== Records for the task ==
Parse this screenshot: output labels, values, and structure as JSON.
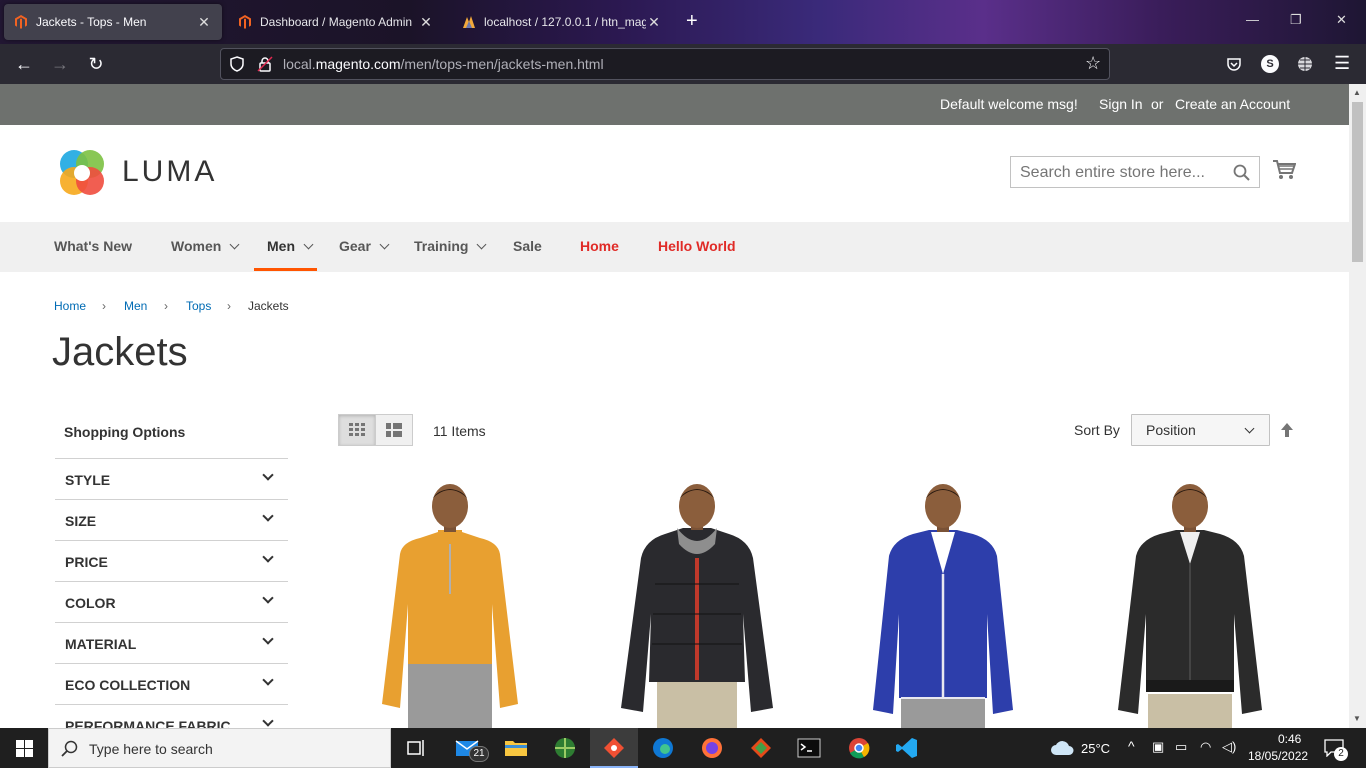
{
  "browser": {
    "tabs": [
      {
        "label": "Jackets - Tops - Men",
        "active": true
      },
      {
        "label": "Dashboard / Magento Admin",
        "active": false
      },
      {
        "label": "localhost / 127.0.0.1 / htn_mag",
        "active": false
      }
    ],
    "url_prefix": "local.",
    "url_domain": "magento.com",
    "url_path": "/men/tops-men/jackets-men.html",
    "profile_initial": "S"
  },
  "panel": {
    "welcome": "Default welcome msg!",
    "sign_in": "Sign In",
    "or": "or",
    "create_account": "Create an Account"
  },
  "header": {
    "logo_text": "LUMA",
    "search_placeholder": "Search entire store here..."
  },
  "nav": {
    "items": [
      {
        "label": "What's New",
        "dropdown": false,
        "style": "normal"
      },
      {
        "label": "Women",
        "dropdown": true,
        "style": "normal"
      },
      {
        "label": "Men",
        "dropdown": true,
        "style": "active"
      },
      {
        "label": "Gear",
        "dropdown": true,
        "style": "normal"
      },
      {
        "label": "Training",
        "dropdown": true,
        "style": "normal"
      },
      {
        "label": "Sale",
        "dropdown": false,
        "style": "normal"
      },
      {
        "label": "Home",
        "dropdown": false,
        "style": "red"
      },
      {
        "label": "Hello World",
        "dropdown": false,
        "style": "red"
      }
    ]
  },
  "breadcrumbs": [
    "Home",
    "Men",
    "Tops",
    "Jackets"
  ],
  "page_title": "Jackets",
  "sidebar": {
    "title": "Shopping Options",
    "filters": [
      "STYLE",
      "SIZE",
      "PRICE",
      "COLOR",
      "MATERIAL",
      "ECO COLLECTION",
      "PERFORMANCE FABRIC"
    ]
  },
  "toolbar": {
    "items_count": "11 Items",
    "sort_label": "Sort By",
    "sort_value": "Position"
  },
  "products": [
    {
      "color": "#e8a030"
    },
    {
      "color": "#2a2a2e"
    },
    {
      "color": "#2d3eab"
    },
    {
      "color": "#2b2b2b"
    }
  ],
  "taskbar": {
    "search_placeholder": "Type here to search",
    "mail_badge": "21",
    "weather": "25°C",
    "time": "0:46",
    "date": "18/05/2022",
    "notifications": "2"
  }
}
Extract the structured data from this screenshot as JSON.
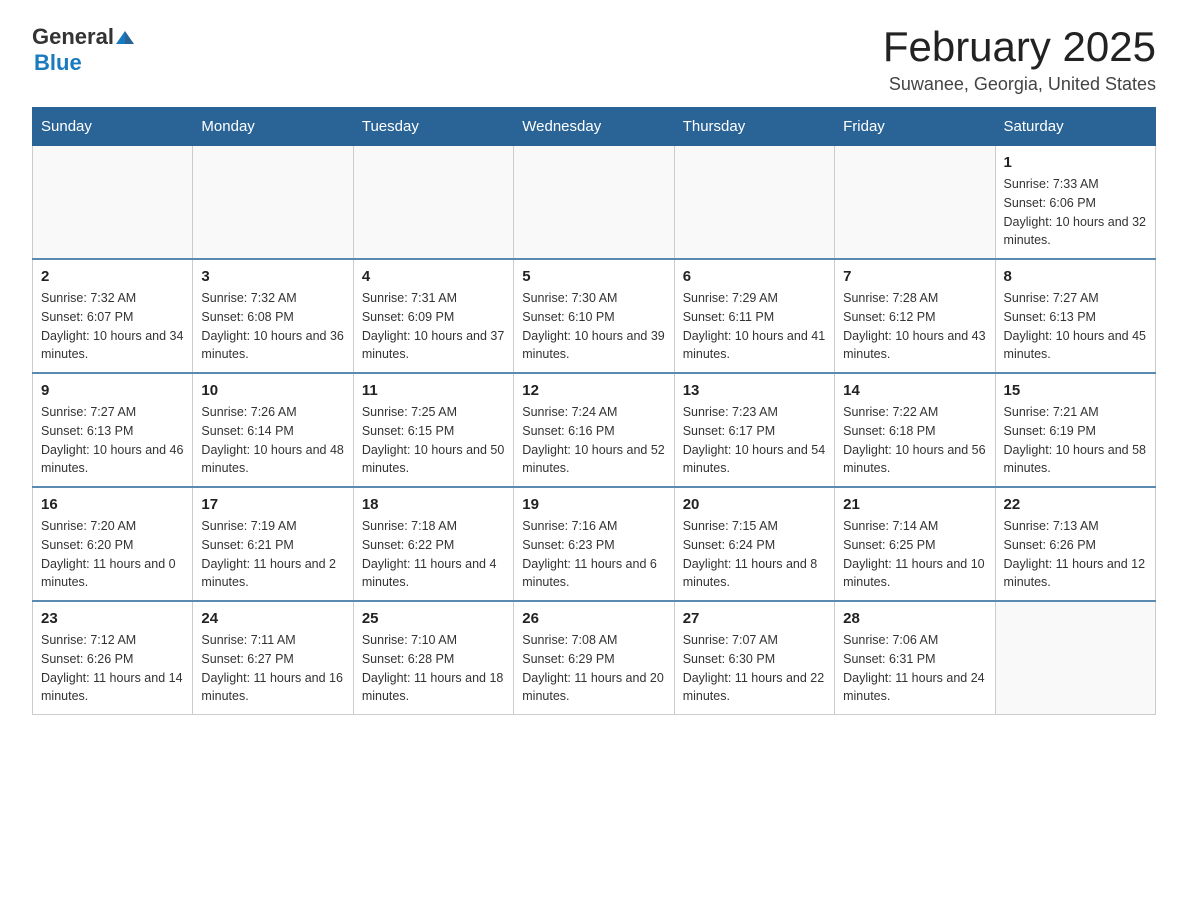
{
  "header": {
    "logo_general": "General",
    "logo_blue": "Blue",
    "title": "February 2025",
    "location": "Suwanee, Georgia, United States"
  },
  "days_of_week": [
    "Sunday",
    "Monday",
    "Tuesday",
    "Wednesday",
    "Thursday",
    "Friday",
    "Saturday"
  ],
  "weeks": [
    [
      {
        "day": "",
        "info": ""
      },
      {
        "day": "",
        "info": ""
      },
      {
        "day": "",
        "info": ""
      },
      {
        "day": "",
        "info": ""
      },
      {
        "day": "",
        "info": ""
      },
      {
        "day": "",
        "info": ""
      },
      {
        "day": "1",
        "info": "Sunrise: 7:33 AM\nSunset: 6:06 PM\nDaylight: 10 hours and 32 minutes."
      }
    ],
    [
      {
        "day": "2",
        "info": "Sunrise: 7:32 AM\nSunset: 6:07 PM\nDaylight: 10 hours and 34 minutes."
      },
      {
        "day": "3",
        "info": "Sunrise: 7:32 AM\nSunset: 6:08 PM\nDaylight: 10 hours and 36 minutes."
      },
      {
        "day": "4",
        "info": "Sunrise: 7:31 AM\nSunset: 6:09 PM\nDaylight: 10 hours and 37 minutes."
      },
      {
        "day": "5",
        "info": "Sunrise: 7:30 AM\nSunset: 6:10 PM\nDaylight: 10 hours and 39 minutes."
      },
      {
        "day": "6",
        "info": "Sunrise: 7:29 AM\nSunset: 6:11 PM\nDaylight: 10 hours and 41 minutes."
      },
      {
        "day": "7",
        "info": "Sunrise: 7:28 AM\nSunset: 6:12 PM\nDaylight: 10 hours and 43 minutes."
      },
      {
        "day": "8",
        "info": "Sunrise: 7:27 AM\nSunset: 6:13 PM\nDaylight: 10 hours and 45 minutes."
      }
    ],
    [
      {
        "day": "9",
        "info": "Sunrise: 7:27 AM\nSunset: 6:13 PM\nDaylight: 10 hours and 46 minutes."
      },
      {
        "day": "10",
        "info": "Sunrise: 7:26 AM\nSunset: 6:14 PM\nDaylight: 10 hours and 48 minutes."
      },
      {
        "day": "11",
        "info": "Sunrise: 7:25 AM\nSunset: 6:15 PM\nDaylight: 10 hours and 50 minutes."
      },
      {
        "day": "12",
        "info": "Sunrise: 7:24 AM\nSunset: 6:16 PM\nDaylight: 10 hours and 52 minutes."
      },
      {
        "day": "13",
        "info": "Sunrise: 7:23 AM\nSunset: 6:17 PM\nDaylight: 10 hours and 54 minutes."
      },
      {
        "day": "14",
        "info": "Sunrise: 7:22 AM\nSunset: 6:18 PM\nDaylight: 10 hours and 56 minutes."
      },
      {
        "day": "15",
        "info": "Sunrise: 7:21 AM\nSunset: 6:19 PM\nDaylight: 10 hours and 58 minutes."
      }
    ],
    [
      {
        "day": "16",
        "info": "Sunrise: 7:20 AM\nSunset: 6:20 PM\nDaylight: 11 hours and 0 minutes."
      },
      {
        "day": "17",
        "info": "Sunrise: 7:19 AM\nSunset: 6:21 PM\nDaylight: 11 hours and 2 minutes."
      },
      {
        "day": "18",
        "info": "Sunrise: 7:18 AM\nSunset: 6:22 PM\nDaylight: 11 hours and 4 minutes."
      },
      {
        "day": "19",
        "info": "Sunrise: 7:16 AM\nSunset: 6:23 PM\nDaylight: 11 hours and 6 minutes."
      },
      {
        "day": "20",
        "info": "Sunrise: 7:15 AM\nSunset: 6:24 PM\nDaylight: 11 hours and 8 minutes."
      },
      {
        "day": "21",
        "info": "Sunrise: 7:14 AM\nSunset: 6:25 PM\nDaylight: 11 hours and 10 minutes."
      },
      {
        "day": "22",
        "info": "Sunrise: 7:13 AM\nSunset: 6:26 PM\nDaylight: 11 hours and 12 minutes."
      }
    ],
    [
      {
        "day": "23",
        "info": "Sunrise: 7:12 AM\nSunset: 6:26 PM\nDaylight: 11 hours and 14 minutes."
      },
      {
        "day": "24",
        "info": "Sunrise: 7:11 AM\nSunset: 6:27 PM\nDaylight: 11 hours and 16 minutes."
      },
      {
        "day": "25",
        "info": "Sunrise: 7:10 AM\nSunset: 6:28 PM\nDaylight: 11 hours and 18 minutes."
      },
      {
        "day": "26",
        "info": "Sunrise: 7:08 AM\nSunset: 6:29 PM\nDaylight: 11 hours and 20 minutes."
      },
      {
        "day": "27",
        "info": "Sunrise: 7:07 AM\nSunset: 6:30 PM\nDaylight: 11 hours and 22 minutes."
      },
      {
        "day": "28",
        "info": "Sunrise: 7:06 AM\nSunset: 6:31 PM\nDaylight: 11 hours and 24 minutes."
      },
      {
        "day": "",
        "info": ""
      }
    ]
  ]
}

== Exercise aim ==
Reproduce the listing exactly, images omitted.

== Output of the exercise ==
Parse this screenshot: output labels, values, and structure as JSON.
{
  "browser": {
    "tabs": [
      {
        "label": "Jackets - Tops - Men",
        "active": true
      },
      {
        "label": "Dashboard / Magento Admin",
        "active": false
      },
      {
        "label": "localhost / 127.0.0.1 / htn_mag",
        "active": false
      }
    ],
    "url_prefix": "local.",
    "url_domain": "magento.com",
    "url_path": "/men/tops-men/jackets-men.html",
    "profile_initial": "S"
  },
  "panel": {
    "welcome": "Default welcome msg!",
    "sign_in": "Sign In",
    "or": "or",
    "create_account": "Create an Account"
  },
  "header": {
    "logo_text": "LUMA",
    "search_placeholder": "Search entire store here..."
  },
  "nav": {
    "items": [
      {
        "label": "What's New",
        "dropdown": false,
        "style": "normal"
      },
      {
        "label": "Women",
        "dropdown": true,
        "style": "normal"
      },
      {
        "label": "Men",
        "dropdown": true,
        "style": "active"
      },
      {
        "label": "Gear",
        "dropdown": true,
        "style": "normal"
      },
      {
        "label": "Training",
        "dropdown": true,
        "style": "normal"
      },
      {
        "label": "Sale",
        "dropdown": false,
        "style": "normal"
      },
      {
        "label": "Home",
        "dropdown": false,
        "style": "red"
      },
      {
        "label": "Hello World",
        "dropdown": false,
        "style": "red"
      }
    ]
  },
  "breadcrumbs": [
    "Home",
    "Men",
    "Tops",
    "Jackets"
  ],
  "page_title": "Jackets",
  "sidebar": {
    "title": "Shopping Options",
    "filters": [
      "STYLE",
      "SIZE",
      "PRICE",
      "COLOR",
      "MATERIAL",
      "ECO COLLECTION",
      "PERFORMANCE FABRIC"
    ]
  },
  "toolbar": {
    "items_count": "11 Items",
    "sort_label": "Sort By",
    "sort_value": "Position"
  },
  "products": [
    {
      "color": "#e8a030"
    },
    {
      "color": "#2a2a2e"
    },
    {
      "color": "#2d3eab"
    },
    {
      "color": "#2b2b2b"
    }
  ],
  "taskbar": {
    "search_placeholder": "Type here to search",
    "mail_badge": "21",
    "weather": "25°C",
    "time": "0:46",
    "date": "18/05/2022",
    "notifications": "2"
  }
}
Extract the structured data from this screenshot as JSON.
{
  "header": {
    "logo_general": "General",
    "logo_blue": "Blue",
    "title": "February 2025",
    "location": "Suwanee, Georgia, United States"
  },
  "days_of_week": [
    "Sunday",
    "Monday",
    "Tuesday",
    "Wednesday",
    "Thursday",
    "Friday",
    "Saturday"
  ],
  "weeks": [
    [
      {
        "day": "",
        "info": ""
      },
      {
        "day": "",
        "info": ""
      },
      {
        "day": "",
        "info": ""
      },
      {
        "day": "",
        "info": ""
      },
      {
        "day": "",
        "info": ""
      },
      {
        "day": "",
        "info": ""
      },
      {
        "day": "1",
        "info": "Sunrise: 7:33 AM\nSunset: 6:06 PM\nDaylight: 10 hours and 32 minutes."
      }
    ],
    [
      {
        "day": "2",
        "info": "Sunrise: 7:32 AM\nSunset: 6:07 PM\nDaylight: 10 hours and 34 minutes."
      },
      {
        "day": "3",
        "info": "Sunrise: 7:32 AM\nSunset: 6:08 PM\nDaylight: 10 hours and 36 minutes."
      },
      {
        "day": "4",
        "info": "Sunrise: 7:31 AM\nSunset: 6:09 PM\nDaylight: 10 hours and 37 minutes."
      },
      {
        "day": "5",
        "info": "Sunrise: 7:30 AM\nSunset: 6:10 PM\nDaylight: 10 hours and 39 minutes."
      },
      {
        "day": "6",
        "info": "Sunrise: 7:29 AM\nSunset: 6:11 PM\nDaylight: 10 hours and 41 minutes."
      },
      {
        "day": "7",
        "info": "Sunrise: 7:28 AM\nSunset: 6:12 PM\nDaylight: 10 hours and 43 minutes."
      },
      {
        "day": "8",
        "info": "Sunrise: 7:27 AM\nSunset: 6:13 PM\nDaylight: 10 hours and 45 minutes."
      }
    ],
    [
      {
        "day": "9",
        "info": "Sunrise: 7:27 AM\nSunset: 6:13 PM\nDaylight: 10 hours and 46 minutes."
      },
      {
        "day": "10",
        "info": "Sunrise: 7:26 AM\nSunset: 6:14 PM\nDaylight: 10 hours and 48 minutes."
      },
      {
        "day": "11",
        "info": "Sunrise: 7:25 AM\nSunset: 6:15 PM\nDaylight: 10 hours and 50 minutes."
      },
      {
        "day": "12",
        "info": "Sunrise: 7:24 AM\nSunset: 6:16 PM\nDaylight: 10 hours and 52 minutes."
      },
      {
        "day": "13",
        "info": "Sunrise: 7:23 AM\nSunset: 6:17 PM\nDaylight: 10 hours and 54 minutes."
      },
      {
        "day": "14",
        "info": "Sunrise: 7:22 AM\nSunset: 6:18 PM\nDaylight: 10 hours and 56 minutes."
      },
      {
        "day": "15",
        "info": "Sunrise: 7:21 AM\nSunset: 6:19 PM\nDaylight: 10 hours and 58 minutes."
      }
    ],
    [
      {
        "day": "16",
        "info": "Sunrise: 7:20 AM\nSunset: 6:20 PM\nDaylight: 11 hours and 0 minutes."
      },
      {
        "day": "17",
        "info": "Sunrise: 7:19 AM\nSunset: 6:21 PM\nDaylight: 11 hours and 2 minutes."
      },
      {
        "day": "18",
        "info": "Sunrise: 7:18 AM\nSunset: 6:22 PM\nDaylight: 11 hours and 4 minutes."
      },
      {
        "day": "19",
        "info": "Sunrise: 7:16 AM\nSunset: 6:23 PM\nDaylight: 11 hours and 6 minutes."
      },
      {
        "day": "20",
        "info": "Sunrise: 7:15 AM\nSunset: 6:24 PM\nDaylight: 11 hours and 8 minutes."
      },
      {
        "day": "21",
        "info": "Sunrise: 7:14 AM\nSunset: 6:25 PM\nDaylight: 11 hours and 10 minutes."
      },
      {
        "day": "22",
        "info": "Sunrise: 7:13 AM\nSunset: 6:26 PM\nDaylight: 11 hours and 12 minutes."
      }
    ],
    [
      {
        "day": "23",
        "info": "Sunrise: 7:12 AM\nSunset: 6:26 PM\nDaylight: 11 hours and 14 minutes."
      },
      {
        "day": "24",
        "info": "Sunrise: 7:11 AM\nSunset: 6:27 PM\nDaylight: 11 hours and 16 minutes."
      },
      {
        "day": "25",
        "info": "Sunrise: 7:10 AM\nSunset: 6:28 PM\nDaylight: 11 hours and 18 minutes."
      },
      {
        "day": "26",
        "info": "Sunrise: 7:08 AM\nSunset: 6:29 PM\nDaylight: 11 hours and 20 minutes."
      },
      {
        "day": "27",
        "info": "Sunrise: 7:07 AM\nSunset: 6:30 PM\nDaylight: 11 hours and 22 minutes."
      },
      {
        "day": "28",
        "info": "Sunrise: 7:06 AM\nSunset: 6:31 PM\nDaylight: 11 hours and 24 minutes."
      },
      {
        "day": "",
        "info": ""
      }
    ]
  ]
}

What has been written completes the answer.